==== Supplied information ====

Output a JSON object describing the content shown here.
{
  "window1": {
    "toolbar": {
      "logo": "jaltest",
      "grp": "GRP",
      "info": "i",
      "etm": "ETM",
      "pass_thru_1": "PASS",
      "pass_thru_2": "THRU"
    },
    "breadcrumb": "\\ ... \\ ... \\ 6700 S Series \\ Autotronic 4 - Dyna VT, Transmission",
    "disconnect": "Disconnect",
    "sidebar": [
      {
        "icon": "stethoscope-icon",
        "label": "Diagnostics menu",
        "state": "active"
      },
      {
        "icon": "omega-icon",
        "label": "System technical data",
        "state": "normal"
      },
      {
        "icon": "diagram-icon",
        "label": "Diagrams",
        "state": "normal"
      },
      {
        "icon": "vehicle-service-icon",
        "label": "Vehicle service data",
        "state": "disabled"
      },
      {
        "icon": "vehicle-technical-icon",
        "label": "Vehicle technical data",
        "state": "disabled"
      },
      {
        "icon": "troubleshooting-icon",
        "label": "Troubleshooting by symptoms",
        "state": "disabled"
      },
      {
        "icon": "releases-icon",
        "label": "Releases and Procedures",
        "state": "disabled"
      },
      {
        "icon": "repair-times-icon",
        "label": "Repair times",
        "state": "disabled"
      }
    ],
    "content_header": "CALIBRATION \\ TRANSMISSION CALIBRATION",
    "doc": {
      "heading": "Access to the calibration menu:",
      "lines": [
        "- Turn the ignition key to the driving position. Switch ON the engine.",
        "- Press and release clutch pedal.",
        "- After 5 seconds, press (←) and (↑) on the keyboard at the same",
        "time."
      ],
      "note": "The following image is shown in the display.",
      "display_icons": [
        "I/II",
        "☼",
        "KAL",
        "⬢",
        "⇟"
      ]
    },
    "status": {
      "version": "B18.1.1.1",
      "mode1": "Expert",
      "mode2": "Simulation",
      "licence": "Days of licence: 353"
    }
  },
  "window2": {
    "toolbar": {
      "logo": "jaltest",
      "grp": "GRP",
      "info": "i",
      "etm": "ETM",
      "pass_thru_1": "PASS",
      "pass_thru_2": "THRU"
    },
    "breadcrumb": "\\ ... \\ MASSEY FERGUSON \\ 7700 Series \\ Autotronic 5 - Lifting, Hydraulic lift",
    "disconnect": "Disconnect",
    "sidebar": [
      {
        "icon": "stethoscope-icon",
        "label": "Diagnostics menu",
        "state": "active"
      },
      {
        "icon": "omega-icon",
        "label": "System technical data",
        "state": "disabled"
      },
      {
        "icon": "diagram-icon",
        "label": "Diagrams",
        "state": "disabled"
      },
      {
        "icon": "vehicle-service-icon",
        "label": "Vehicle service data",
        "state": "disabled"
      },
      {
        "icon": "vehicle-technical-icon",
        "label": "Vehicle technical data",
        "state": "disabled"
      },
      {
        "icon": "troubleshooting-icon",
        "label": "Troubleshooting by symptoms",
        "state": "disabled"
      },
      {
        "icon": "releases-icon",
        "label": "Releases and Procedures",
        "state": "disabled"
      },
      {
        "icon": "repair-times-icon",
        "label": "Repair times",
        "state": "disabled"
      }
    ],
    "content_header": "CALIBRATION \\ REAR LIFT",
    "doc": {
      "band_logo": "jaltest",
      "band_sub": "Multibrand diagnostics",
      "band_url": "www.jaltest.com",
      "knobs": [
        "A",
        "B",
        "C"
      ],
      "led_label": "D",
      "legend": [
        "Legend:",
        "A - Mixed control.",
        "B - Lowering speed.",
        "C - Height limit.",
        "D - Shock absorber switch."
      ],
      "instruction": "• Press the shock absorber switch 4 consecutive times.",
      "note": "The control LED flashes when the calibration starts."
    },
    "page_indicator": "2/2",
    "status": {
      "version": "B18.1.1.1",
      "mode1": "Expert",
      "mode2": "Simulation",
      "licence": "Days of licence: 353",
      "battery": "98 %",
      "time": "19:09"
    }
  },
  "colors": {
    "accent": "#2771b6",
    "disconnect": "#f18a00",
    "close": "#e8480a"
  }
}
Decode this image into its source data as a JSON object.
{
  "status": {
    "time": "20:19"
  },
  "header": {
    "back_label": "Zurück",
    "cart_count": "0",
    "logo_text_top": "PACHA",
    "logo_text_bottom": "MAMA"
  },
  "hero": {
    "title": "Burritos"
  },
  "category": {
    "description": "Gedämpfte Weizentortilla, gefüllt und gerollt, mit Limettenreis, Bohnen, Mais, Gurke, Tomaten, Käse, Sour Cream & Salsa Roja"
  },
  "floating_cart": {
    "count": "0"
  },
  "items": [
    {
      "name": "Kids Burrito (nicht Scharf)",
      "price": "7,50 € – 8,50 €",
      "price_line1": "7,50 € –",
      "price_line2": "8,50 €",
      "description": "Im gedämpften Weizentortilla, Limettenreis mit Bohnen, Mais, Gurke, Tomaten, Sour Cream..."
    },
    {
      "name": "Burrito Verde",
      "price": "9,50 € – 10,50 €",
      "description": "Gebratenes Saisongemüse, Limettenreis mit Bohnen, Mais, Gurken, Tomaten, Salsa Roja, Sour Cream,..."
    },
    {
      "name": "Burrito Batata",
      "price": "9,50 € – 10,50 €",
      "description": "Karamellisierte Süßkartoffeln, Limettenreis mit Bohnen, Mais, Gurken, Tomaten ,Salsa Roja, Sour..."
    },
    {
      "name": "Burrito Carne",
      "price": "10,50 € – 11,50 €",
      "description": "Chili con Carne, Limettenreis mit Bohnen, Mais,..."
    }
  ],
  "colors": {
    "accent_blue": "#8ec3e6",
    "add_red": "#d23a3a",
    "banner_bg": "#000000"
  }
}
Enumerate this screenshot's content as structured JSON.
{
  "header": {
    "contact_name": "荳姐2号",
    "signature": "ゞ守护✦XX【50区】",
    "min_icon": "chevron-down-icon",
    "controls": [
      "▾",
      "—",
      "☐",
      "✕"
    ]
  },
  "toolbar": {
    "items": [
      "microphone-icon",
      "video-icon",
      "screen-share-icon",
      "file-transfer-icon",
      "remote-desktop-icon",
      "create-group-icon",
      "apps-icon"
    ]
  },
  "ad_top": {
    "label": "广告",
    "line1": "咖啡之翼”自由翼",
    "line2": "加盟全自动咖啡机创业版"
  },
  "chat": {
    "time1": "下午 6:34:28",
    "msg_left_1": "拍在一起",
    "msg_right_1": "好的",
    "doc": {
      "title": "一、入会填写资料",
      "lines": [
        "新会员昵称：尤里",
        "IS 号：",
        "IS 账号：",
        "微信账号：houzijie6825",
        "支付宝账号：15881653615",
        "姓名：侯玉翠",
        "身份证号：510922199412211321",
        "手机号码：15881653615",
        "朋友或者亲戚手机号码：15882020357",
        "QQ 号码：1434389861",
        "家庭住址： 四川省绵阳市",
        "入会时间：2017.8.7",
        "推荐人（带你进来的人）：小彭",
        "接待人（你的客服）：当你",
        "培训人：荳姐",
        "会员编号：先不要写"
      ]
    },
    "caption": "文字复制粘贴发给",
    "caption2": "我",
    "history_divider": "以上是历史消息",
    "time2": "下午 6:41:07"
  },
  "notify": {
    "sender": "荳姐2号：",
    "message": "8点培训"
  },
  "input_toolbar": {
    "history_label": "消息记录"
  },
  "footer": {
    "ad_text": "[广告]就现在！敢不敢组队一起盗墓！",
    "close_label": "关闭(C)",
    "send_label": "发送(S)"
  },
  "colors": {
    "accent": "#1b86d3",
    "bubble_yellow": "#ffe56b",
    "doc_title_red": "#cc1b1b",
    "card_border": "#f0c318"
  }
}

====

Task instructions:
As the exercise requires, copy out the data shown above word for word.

Solution to the problem:
Output a JSON object describing the content shown here.
{
  "window1": {
    "toolbar": {
      "logo": "jaltest",
      "grp": "GRP",
      "info": "i",
      "etm": "ETM",
      "pass_thru_1": "PASS",
      "pass_thru_2": "THRU"
    },
    "breadcrumb": "\\ ... \\ ... \\ 6700 S Series \\ Autotronic 4 - Dyna VT, Transmission",
    "disconnect": "Disconnect",
    "sidebar": [
      {
        "icon": "stethoscope-icon",
        "label": "Diagnostics menu",
        "state": "active"
      },
      {
        "icon": "omega-icon",
        "label": "System technical data",
        "state": "normal"
      },
      {
        "icon": "diagram-icon",
        "label": "Diagrams",
        "state": "normal"
      },
      {
        "icon": "vehicle-service-icon",
        "label": "Vehicle service data",
        "state": "disabled"
      },
      {
        "icon": "vehicle-technical-icon",
        "label": "Vehicle technical data",
        "state": "disabled"
      },
      {
        "icon": "troubleshooting-icon",
        "label": "Troubleshooting by symptoms",
        "state": "disabled"
      },
      {
        "icon": "releases-icon",
        "label": "Releases and Procedures",
        "state": "disabled"
      },
      {
        "icon": "repair-times-icon",
        "label": "Repair times",
        "state": "disabled"
      }
    ],
    "content_header": "CALIBRATION \\ TRANSMISSION CALIBRATION",
    "doc": {
      "heading": "Access to the calibration menu:",
      "lines": [
        "- Turn the ignition key to the driving position. Switch ON the engine.",
        "- Press and release clutch pedal.",
        "- After 5 seconds, press (←) and (↑) on the keyboard at the same",
        "time."
      ],
      "note": "The following image is shown in the display.",
      "display_icons": [
        "I/II",
        "☼",
        "KAL",
        "⬢",
        "⇟"
      ]
    },
    "status": {
      "version": "B18.1.1.1",
      "mode1": "Expert",
      "mode2": "Simulation",
      "licence": "Days of licence: 353"
    }
  },
  "window2": {
    "toolbar": {
      "logo": "jaltest",
      "grp": "GRP",
      "info": "i",
      "etm": "ETM",
      "pass_thru_1": "PASS",
      "pass_thru_2": "THRU"
    },
    "breadcrumb": "\\ ... \\ MASSEY FERGUSON \\ 7700 Series \\ Autotronic 5 - Lifting, Hydraulic lift",
    "disconnect": "Disconnect",
    "sidebar": [
      {
        "icon": "stethoscope-icon",
        "label": "Diagnostics menu",
        "state": "active"
      },
      {
        "icon": "omega-icon",
        "label": "System technical data",
        "state": "disabled"
      },
      {
        "icon": "diagram-icon",
        "label": "Diagrams",
        "state": "disabled"
      },
      {
        "icon": "vehicle-service-icon",
        "label": "Vehicle service data",
        "state": "disabled"
      },
      {
        "icon": "vehicle-technical-icon",
        "label": "Vehicle technical data",
        "state": "disabled"
      },
      {
        "icon": "troubleshooting-icon",
        "label": "Troubleshooting by symptoms",
        "state": "disabled"
      },
      {
        "icon": "releases-icon",
        "label": "Releases and Procedures",
        "state": "disabled"
      },
      {
        "icon": "repair-times-icon",
        "label": "Repair times",
        "state": "disabled"
      }
    ],
    "content_header": "CALIBRATION \\ REAR LIFT",
    "doc": {
      "band_logo": "jaltest",
      "band_sub": "Multibrand diagnostics",
      "band_url": "www.jaltest.com",
      "knobs": [
        "A",
        "B",
        "C"
      ],
      "led_label": "D",
      "legend": [
        "Legend:",
        "A - Mixed control.",
        "B - Lowering speed.",
        "C - Height limit.",
        "D - Shock absorber switch."
      ],
      "instruction": "• Press the shock absorber switch 4 consecutive times.",
      "note": "The control LED flashes when the calibration starts."
    },
    "page_indicator": "2/2",
    "status": {
      "version": "B18.1.1.1",
      "mode1": "Expert",
      "mode2": "Simulation",
      "licence": "Days of licence: 353",
      "battery": "98 %",
      "time": "19:09"
    }
  },
  "colors": {
    "accent": "#2771b6",
    "disconnect": "#f18a00",
    "close": "#e8480a"
  }
}
Decode this image into its source data as a JSON object.
{
  "status": {
    "time": "20:19"
  },
  "header": {
    "back_label": "Zurück",
    "cart_count": "0",
    "logo_text_top": "PACHA",
    "logo_text_bottom": "MAMA"
  },
  "hero": {
    "title": "Burritos"
  },
  "category": {
    "description": "Gedämpfte Weizentortilla, gefüllt und gerollt, mit Limettenreis, Bohnen, Mais, Gurke, Tomaten, Käse, Sour Cream & Salsa Roja"
  },
  "floating_cart": {
    "count": "0"
  },
  "items": [
    {
      "name": "Kids Burrito (nicht Scharf)",
      "price": "7,50 € – 8,50 €",
      "price_line1": "7,50 € –",
      "price_line2": "8,50 €",
      "description": "Im gedämpften Weizentortilla, Limettenreis mit Bohnen, Mais, Gurke, Tomaten, Sour Cream..."
    },
    {
      "name": "Burrito Verde",
      "price": "9,50 € – 10,50 €",
      "description": "Gebratenes Saisongemüse, Limettenreis mit Bohnen, Mais, Gurken, Tomaten, Salsa Roja, Sour Cream,..."
    },
    {
      "name": "Burrito Batata",
      "price": "9,50 € – 10,50 €",
      "description": "Karamellisierte Süßkartoffeln, Limettenreis mit Bohnen, Mais, Gurken, Tomaten ,Salsa Roja, Sour..."
    },
    {
      "name": "Burrito Carne",
      "price": "10,50 € – 11,50 €",
      "description": "Chili con Carne, Limettenreis mit Bohnen, Mais,..."
    }
  ],
  "colors": {
    "accent_blue": "#8ec3e6",
    "add_red": "#d23a3a",
    "banner_bg": "#000000"
  }
}
Enumerate this screenshot's content as structured JSON.
{
  "header": {
    "contact_name": "荳姐2号",
    "signature": "ゞ守护✦XX【50区】",
    "min_icon": "chevron-down-icon",
    "controls": [
      "▾",
      "—",
      "☐",
      "✕"
    ]
  },
  "toolbar": {
    "items": [
      "microphone-icon",
      "video-icon",
      "screen-share-icon",
      "file-transfer-icon",
      "remote-desktop-icon",
      "create-group-icon",
      "apps-icon"
    ]
  },
  "ad_top": {
    "label": "广告",
    "line1": "咖啡之翼”自由翼",
    "line2": "加盟全自动咖啡机创业版"
  },
  "chat": {
    "time1": "下午 6:34:28",
    "msg_left_1": "拍在一起",
    "msg_right_1": "好的",
    "doc": {
      "title": "一、入会填写资料",
      "lines": [
        "新会员昵称：尤里",
        "IS 号：",
        "IS 账号：",
        "微信账号：houzijie6825",
        "支付宝账号：15881653615",
        "姓名：侯玉翠",
        "身份证号：510922199412211321",
        "手机号码：15881653615",
        "朋友或者亲戚手机号码：15882020357",
        "QQ 号码：1434389861",
        "家庭住址： 四川省绵阳市",
        "入会时间：2017.8.7",
        "推荐人（带你进来的人）：小彭",
        "接待人（你的客服）：当你",
        "培训人：荳姐",
        "会员编号：先不要写"
      ]
    },
    "caption": "文字复制粘贴发给",
    "caption2": "我",
    "history_divider": "以上是历史消息",
    "time2": "下午 6:41:07"
  },
  "notify": {
    "sender": "荳姐2号：",
    "message": "8点培训"
  },
  "input_toolbar": {
    "history_label": "消息记录"
  },
  "footer": {
    "ad_text": "[广告]就现在！敢不敢组队一起盗墓！",
    "close_label": "关闭(C)",
    "send_label": "发送(S)"
  },
  "colors": {
    "accent": "#1b86d3",
    "bubble_yellow": "#ffe56b",
    "doc_title_red": "#cc1b1b",
    "card_border": "#f0c318"
  }
}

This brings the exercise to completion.